MATERIAL FOR THIS EXERCISE Start Marker

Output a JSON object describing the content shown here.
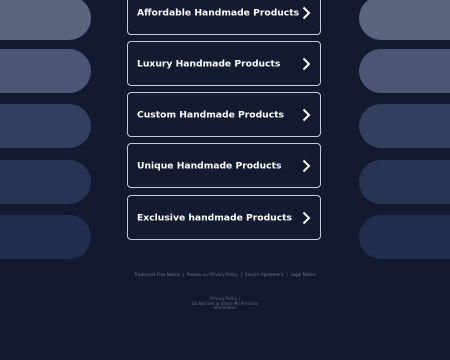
{
  "links": [
    {
      "label": "Affordable Handmade Products"
    },
    {
      "label": "Luxury Handmade Products"
    },
    {
      "label": "Custom Handmade Products"
    },
    {
      "label": "Unique Handmade Products"
    },
    {
      "label": "Exclusive handmade Products"
    }
  ],
  "footer": {
    "links": [
      "Trademark Free Notice",
      "Review our Privacy Policy",
      "Service Agreement",
      "Legal Notice"
    ],
    "privacy_policy": "Privacy Policy",
    "do_not_sell_line1": "Do Not Sell or Share My Personal",
    "do_not_sell_line2": "Information"
  },
  "colors": {
    "background": "#131a2f",
    "box_border": "#c5cad6",
    "text": "#ffffff"
  },
  "icons": {
    "link_arrow": "chevron-right-icon"
  }
}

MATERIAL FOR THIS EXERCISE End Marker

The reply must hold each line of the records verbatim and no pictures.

> **EXERCISE ANSWER**:
Output a JSON object describing the content shown here.
{
  "links": [
    {
      "label": "Affordable Handmade Products"
    },
    {
      "label": "Luxury Handmade Products"
    },
    {
      "label": "Custom Handmade Products"
    },
    {
      "label": "Unique Handmade Products"
    },
    {
      "label": "Exclusive handmade Products"
    }
  ],
  "footer": {
    "links": [
      "Trademark Free Notice",
      "Review our Privacy Policy",
      "Service Agreement",
      "Legal Notice"
    ],
    "privacy_policy": "Privacy Policy",
    "do_not_sell_line1": "Do Not Sell or Share My Personal",
    "do_not_sell_line2": "Information"
  },
  "colors": {
    "background": "#131a2f",
    "box_border": "#c5cad6",
    "text": "#ffffff"
  },
  "icons": {
    "link_arrow": "chevron-right-icon"
  }
}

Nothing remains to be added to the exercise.